Errors in property ownership records are more common than you think. If you are in the process of purchasing a home, your lender may have spoken to you about owner’s title insurance. This type of insurance covers potential damages in the event that a third party contests your ownership of a property. While most lenders require buyers to purchase title insurance to protect the amount that they lend, having a policy in place can also be advantageous to buyers who want to safeguard their investment. There are a number of situations in which owner’s title insurance could come in handy.
Why You Need Owner’s Title Insurance

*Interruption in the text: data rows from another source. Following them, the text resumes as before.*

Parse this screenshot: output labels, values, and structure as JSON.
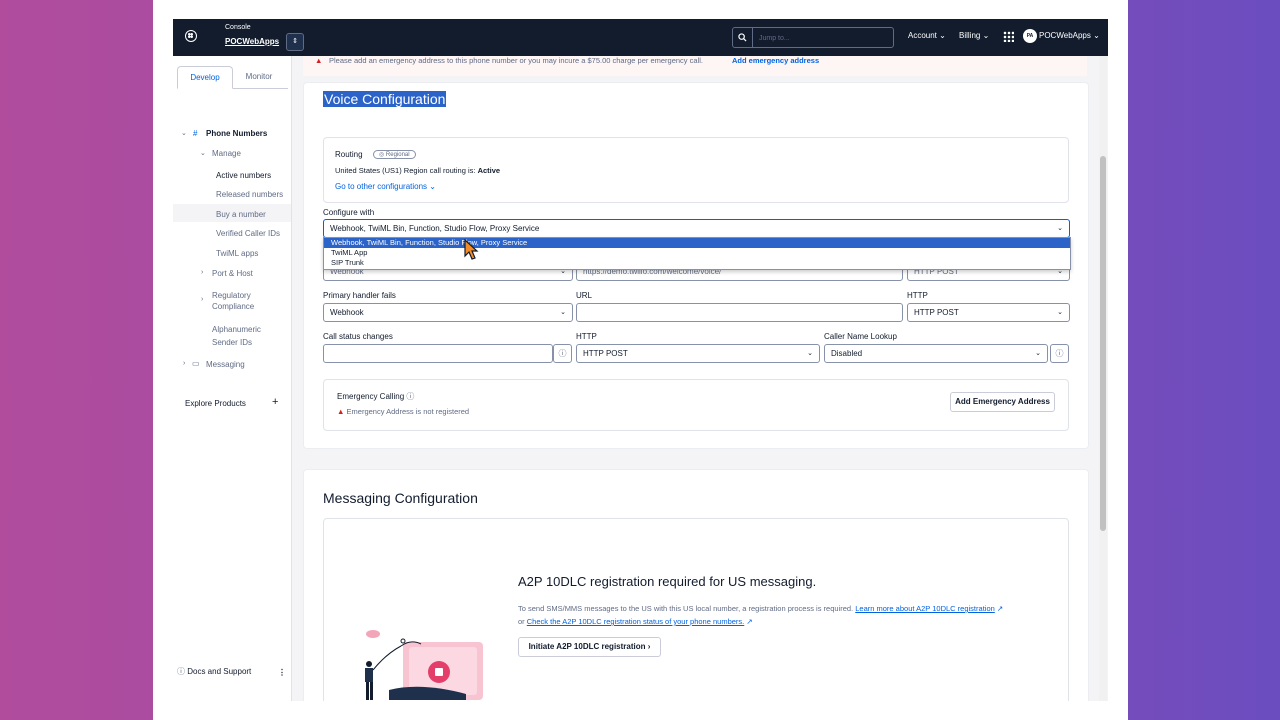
{
  "topbar": {
    "console_label": "Console",
    "account_name": "POCWebApps",
    "search_placeholder": "Jump to...",
    "account_menu": "Account",
    "billing_menu": "Billing",
    "avatar_initials": "PA",
    "user_name": "POCWebApps"
  },
  "sidebar": {
    "tab_develop": "Develop",
    "tab_monitor": "Monitor",
    "phone_numbers": "Phone Numbers",
    "manage": "Manage",
    "active_numbers": "Active numbers",
    "released_numbers": "Released numbers",
    "buy_number": "Buy a number",
    "verified_caller_ids": "Verified Caller IDs",
    "twiml_apps": "TwiML apps",
    "port_host": "Port & Host",
    "regulatory_1": "Regulatory",
    "regulatory_2": "Compliance",
    "alnum_1": "Alphanumeric",
    "alnum_2": "Sender IDs",
    "messaging": "Messaging",
    "explore_products": "Explore Products",
    "docs_support": "Docs and Support"
  },
  "banner": {
    "text": "Please add an emergency address to this phone number or you may incure a $75.00 charge per emergency call.",
    "link": "Add emergency address"
  },
  "voice": {
    "title": "Voice Configuration",
    "routing_label": "Routing",
    "routing_pill": "Regional",
    "routing_text": "United States (US1) Region call routing is:",
    "routing_status": "Active",
    "other_configs": "Go to other configurations",
    "configure_with_label": "Configure with",
    "configure_with_value": "Webhook, TwiML Bin, Function, Studio Flow, Proxy Service",
    "dropdown_options": [
      "Webhook, TwiML Bin, Function, Studio Flow, Proxy Service",
      "TwiML App",
      "SIP Trunk"
    ],
    "incoming_handler": "Webhook",
    "incoming_url": "https://demo.twilio.com/welcome/voice/",
    "incoming_method": "HTTP POST",
    "primary_fails_label": "Primary handler fails",
    "primary_fails_value": "Webhook",
    "url_label": "URL",
    "http_label": "HTTP",
    "primary_method": "HTTP POST",
    "call_status_label": "Call status changes",
    "call_status_http_label": "HTTP",
    "call_status_method": "HTTP POST",
    "caller_name_label": "Caller Name Lookup",
    "caller_name_value": "Disabled",
    "emergency_label": "Emergency Calling",
    "emergency_status": "Emergency Address is not registered",
    "add_emergency_button": "Add Emergency Address"
  },
  "messaging": {
    "title": "Messaging Configuration",
    "a2p_title": "A2P 10DLC registration required for US messaging.",
    "a2p_text": "To send SMS/MMS messages to the US with this US local number, a registration process is required.",
    "a2p_link1": "Learn more about A2P 10DLC registration",
    "a2p_or": "or",
    "a2p_link2": "Check the A2P 10DLC registration status of your phone numbers.",
    "a2p_button": "Initiate A2P 10DLC registration"
  }
}
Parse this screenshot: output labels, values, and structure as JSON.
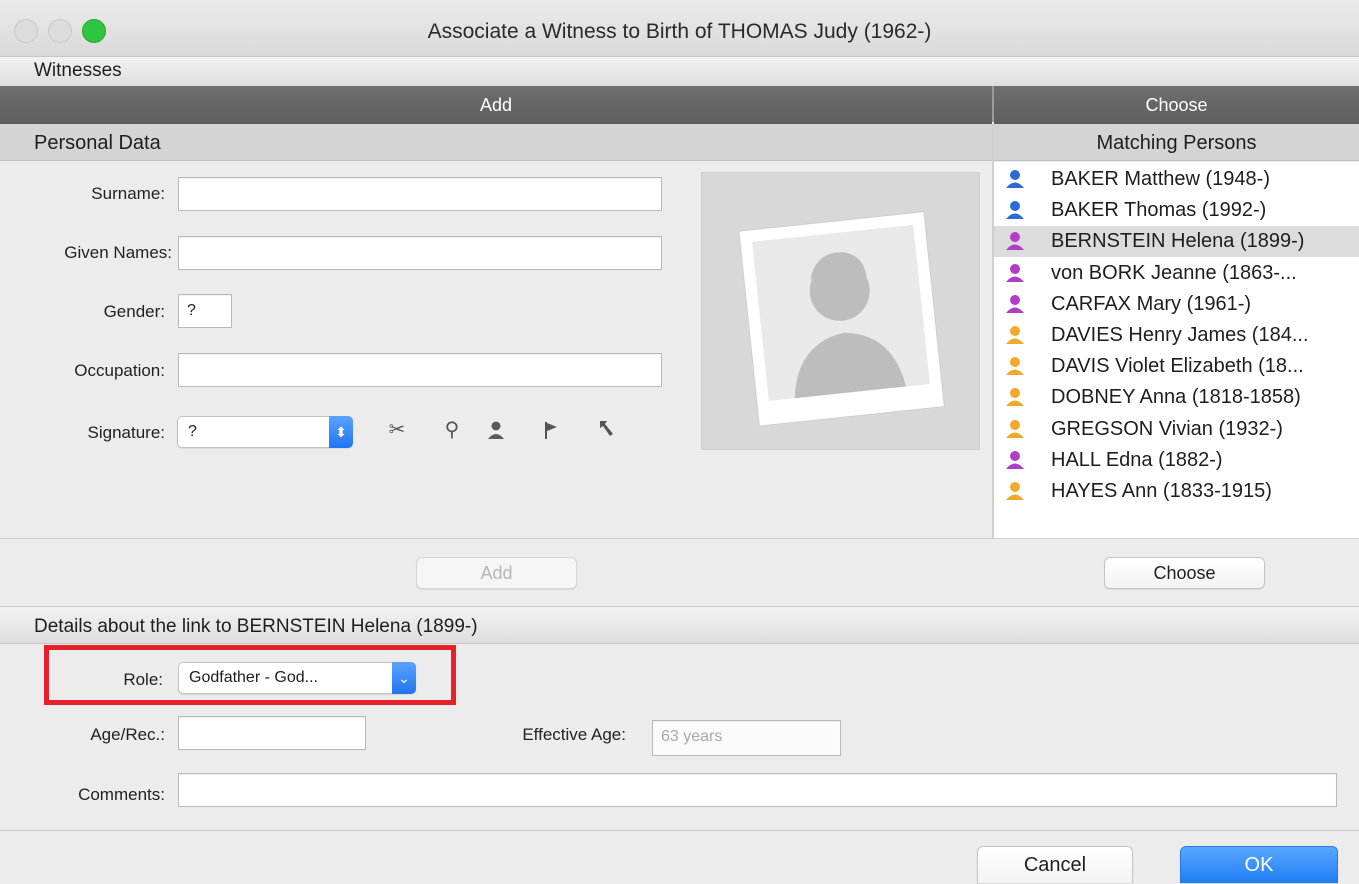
{
  "window": {
    "title": "Associate a Witness to Birth of THOMAS Judy (1962-)"
  },
  "witnesses_label": "Witnesses",
  "panel_headers": {
    "add": "Add",
    "choose": "Choose"
  },
  "personal_data": {
    "section_title": "Personal Data",
    "surname_label": "Surname:",
    "surname_value": "",
    "given_names_label": "Given Names:",
    "given_names_value": "",
    "gender_label": "Gender:",
    "gender_value": "?",
    "occupation_label": "Occupation:",
    "occupation_value": "",
    "signature_label": "Signature:",
    "signature_value": "?",
    "signature_tools": [
      "signature-scissors-icon",
      "signature-magnify-icon",
      "signature-person-icon",
      "signature-flag-icon",
      "signature-pointer-icon"
    ],
    "add_button": "Add"
  },
  "matching": {
    "title": "Matching Persons",
    "choose_button": "Choose",
    "persons": [
      {
        "name": "BAKER Matthew (1948-)",
        "gender": "male",
        "color": "#2a6bd6",
        "selected": false
      },
      {
        "name": "BAKER Thomas (1992-)",
        "gender": "male",
        "color": "#2a6bd6",
        "selected": false
      },
      {
        "name": "BERNSTEIN Helena (1899-)",
        "gender": "female",
        "color": "#b23cc8",
        "selected": true
      },
      {
        "name": "von BORK Jeanne (1863-...",
        "gender": "female",
        "color": "#b23cc8",
        "selected": false
      },
      {
        "name": "CARFAX Mary (1961-)",
        "gender": "female",
        "color": "#b23cc8",
        "selected": false
      },
      {
        "name": "DAVIES Henry James (184...",
        "gender": "unknown",
        "color": "#f1a92b",
        "selected": false
      },
      {
        "name": "DAVIS Violet Elizabeth (18...",
        "gender": "unknown",
        "color": "#f1a92b",
        "selected": false
      },
      {
        "name": "DOBNEY Anna (1818-1858)",
        "gender": "unknown",
        "color": "#f1a92b",
        "selected": false
      },
      {
        "name": "GREGSON Vivian (1932-)",
        "gender": "unknown",
        "color": "#f1a92b",
        "selected": false
      },
      {
        "name": "HALL Edna (1882-)",
        "gender": "female",
        "color": "#b23cc8",
        "selected": false
      },
      {
        "name": "HAYES Ann (1833-1915)",
        "gender": "unknown",
        "color": "#f1a92b",
        "selected": false
      }
    ]
  },
  "details": {
    "title": "Details about the link to BERNSTEIN Helena (1899-)",
    "role_label": "Role:",
    "role_value": "Godfather - God...",
    "age_label": "Age/Rec.:",
    "age_value": "",
    "effective_age_label": "Effective Age:",
    "effective_age_placeholder": "63 years",
    "comments_label": "Comments:",
    "comments_value": ""
  },
  "footer": {
    "cancel": "Cancel",
    "ok": "OK"
  },
  "colors": {
    "accent": "#1f7df5",
    "highlight": "#e8202a"
  }
}
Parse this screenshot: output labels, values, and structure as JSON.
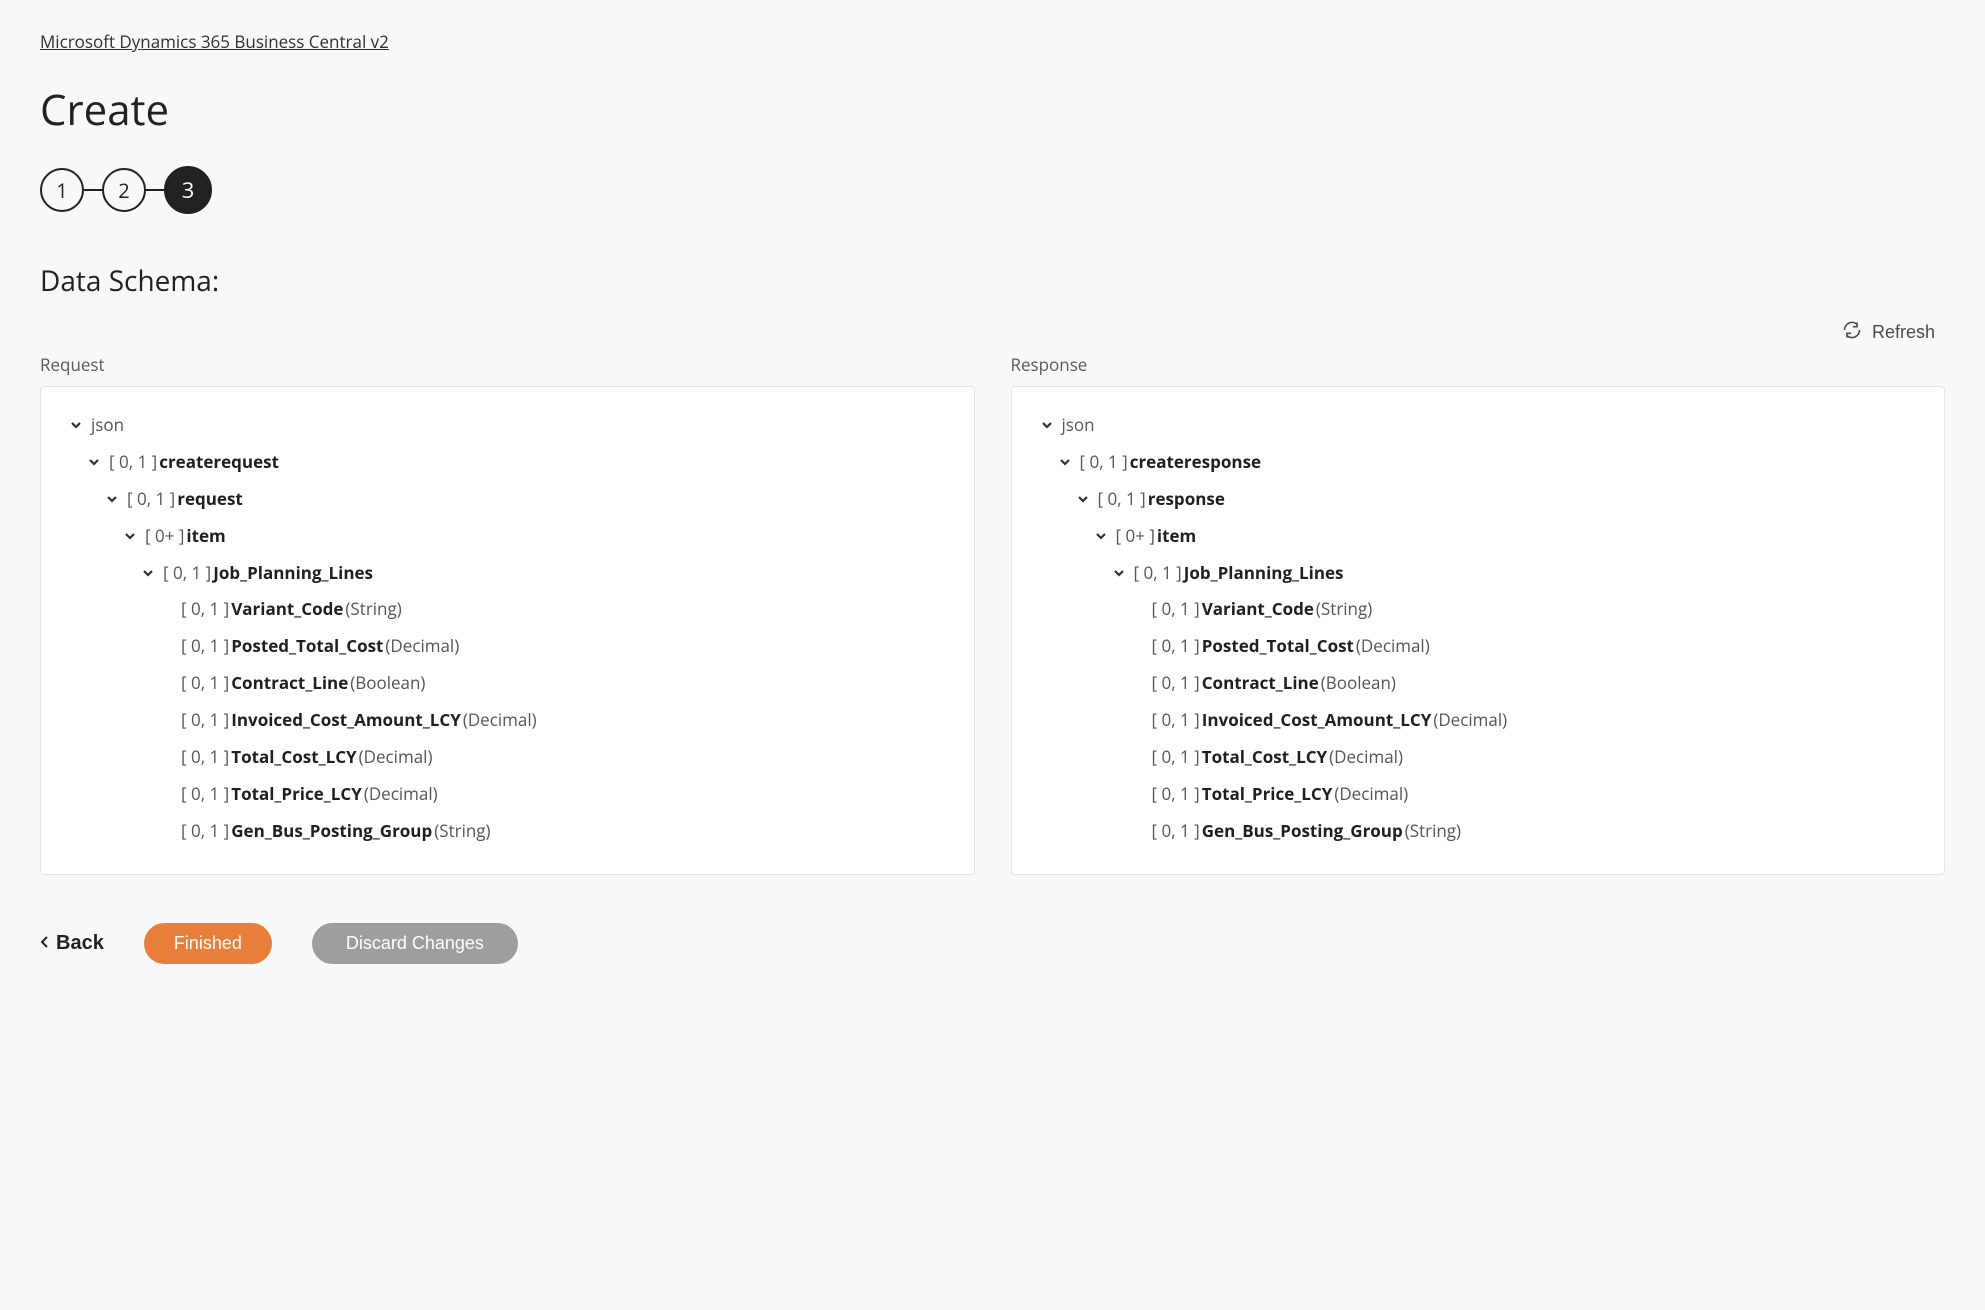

Owner’s title insurance is designed to protect homebuyers from financial loss related to property ownership issues. At the closing of a home, there are two main policies that should be acquired. The first is a lender’s policy which protects the lender against problems with the title of your property. The second is a title insurance policy. While the latter is optional, it can help prevent major financial setbacks if someone decides to sue and they have a claim against the home from before the homeowner purchased it.
When you are in the process of buying a home, the property’s ownership history is thoroughly analyzed by a title research company to ensure that the home has a clear title. Having a clear title means that the seller has complete ownership of the property and there are no legal claims to the home from creditors, the government, or third parties. You may be wondering why you should even purchase title insurance if your home is found to have a clean title. It is because there could be an error in the ownership records or the title research company could overlook an important detail.
Owner’s title insurance differs from other types of insurance, such as homeowner’s insurance or an auto policy. While these types of insurance policies are designed to cover future incidents, owner’s title insurance is limited to risks that already exist at the time that the policy was issued. That means that once the home is placed in your name, the former homeowner is no longer responsible for problems that affect the title. There is a wide range of incidents that could happen if you fail to protect yourself. For example, a deed could be improperly recorded using the wrong legal description, or a person going through bankruptcy who has no authority to sign a deed conveyed the property to a third party.
Owner’s Title Insurance Coverage Options
If you take out a loan from a public mortgage lender, you will likely be required to purchase a lender’s policy which covers the lender up to the amount of the loan. A lender’s policy typically remains in effect until the loan is paid off, you refinance, or you sell the home. An owner’s title insurance policy is issued for the amount that you paid for the home. It can cover a range of issues that could potentially arise, such as deed errors, tax liens, forgery of documents, mistakes in public record, or fraud.
Some insurance lenders offer title insurance policies that provide homeowners with extended coverage options. With extended coverage, buyers can remain protected from issues such as zoning law violations, building permit violations, inaccurate surveys, and certain types of structural damage. If you are sued for any reason relating to a title problem, your policy would typically cover any legal costs or damages that arise from the lawsuit. These losses could include the down payment of your home, principal payments, and the cost of home improvement tasks that you have already completed.
Owner’s title insurance also covers the cost of resolving various types of title problems or defects that may be uncovered during a title search. These may include tax liens from unpaid taxes, creditor liens from a preexisting mortgage, construction liens from unpaid construction or renovation bills, or court judgements from a post-divorce judgement or similar situation. However, know that if there are title problems found that cannot be resolved in a timely manner, the lender may refuse to issue a mortgage on the home and the buyer may be forced to walk away from the sale.
Learn More About Owner’s Title Insurance
Not having owner’s title insurance puts homebuyers at significant risk in the event that a title defect is found. Having an owner’s title insurance policy not only provides financial protection against title problems, but can also provide you with peace of mind before and after the sale. Know that as a buyer, you have the right to choose the company for both your lender’s and owner’s title insurance policies. For more information regarding owner’s title insurance or to acquire a policy, contact the professionals at Mathis Title Company.